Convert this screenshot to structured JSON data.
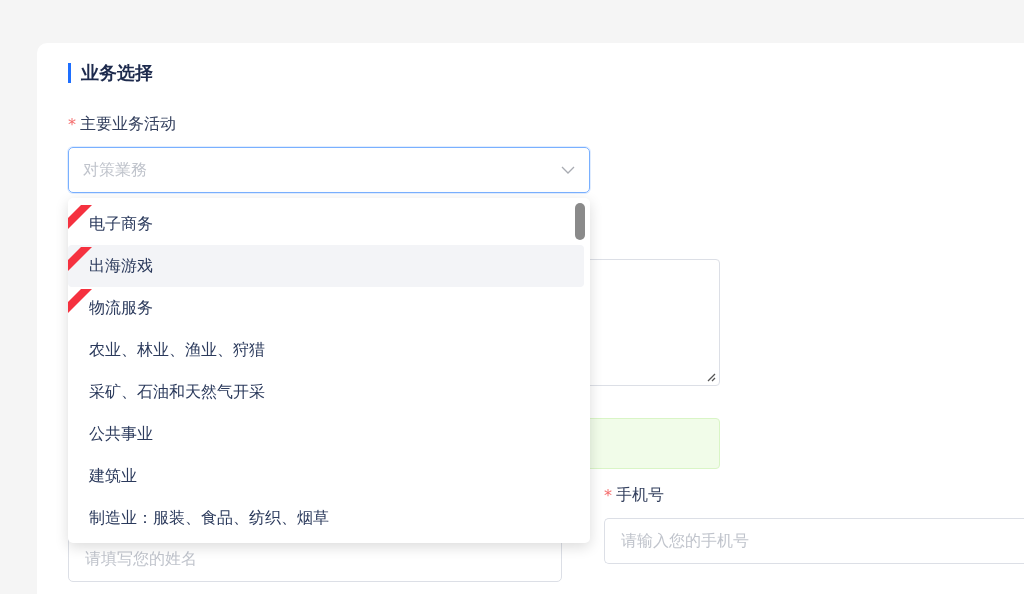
{
  "section": {
    "title": "业务选择"
  },
  "main_activity": {
    "label": "主要业务活动",
    "required_mark": "*",
    "placeholder": "对策業務",
    "open": true
  },
  "dropdown": {
    "items": [
      {
        "label": "电子商务",
        "tagged": true,
        "highlighted": false
      },
      {
        "label": "出海游戏",
        "tagged": true,
        "highlighted": true
      },
      {
        "label": "物流服务",
        "tagged": true,
        "highlighted": false
      },
      {
        "label": "农业、林业、渔业、狩猎",
        "tagged": false,
        "highlighted": false
      },
      {
        "label": "采矿、石油和天然气开采",
        "tagged": false,
        "highlighted": false
      },
      {
        "label": "公共事业",
        "tagged": false,
        "highlighted": false
      },
      {
        "label": "建筑业",
        "tagged": false,
        "highlighted": false
      },
      {
        "label": "制造业：服装、食品、纺织、烟草",
        "tagged": false,
        "highlighted": false
      }
    ]
  },
  "name_field": {
    "placeholder": "请填写您的姓名"
  },
  "phone_field": {
    "label": "手机号",
    "required_mark": "*",
    "placeholder": "请输入您的手机号"
  }
}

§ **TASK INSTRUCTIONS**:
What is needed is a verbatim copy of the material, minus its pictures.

§ **ANSWER TO THE EXERCISE**:
Convert this screenshot to structured JSON data.
{
  "section": {
    "title": "业务选择"
  },
  "main_activity": {
    "label": "主要业务活动",
    "required_mark": "*",
    "placeholder": "对策業務",
    "open": true
  },
  "dropdown": {
    "items": [
      {
        "label": "电子商务",
        "tagged": true,
        "highlighted": false
      },
      {
        "label": "出海游戏",
        "tagged": true,
        "highlighted": true
      },
      {
        "label": "物流服务",
        "tagged": true,
        "highlighted": false
      },
      {
        "label": "农业、林业、渔业、狩猎",
        "tagged": false,
        "highlighted": false
      },
      {
        "label": "采矿、石油和天然气开采",
        "tagged": false,
        "highlighted": false
      },
      {
        "label": "公共事业",
        "tagged": false,
        "highlighted": false
      },
      {
        "label": "建筑业",
        "tagged": false,
        "highlighted": false
      },
      {
        "label": "制造业：服装、食品、纺织、烟草",
        "tagged": false,
        "highlighted": false
      }
    ]
  },
  "name_field": {
    "placeholder": "请填写您的姓名"
  },
  "phone_field": {
    "label": "手机号",
    "required_mark": "*",
    "placeholder": "请输入您的手机号"
  }
}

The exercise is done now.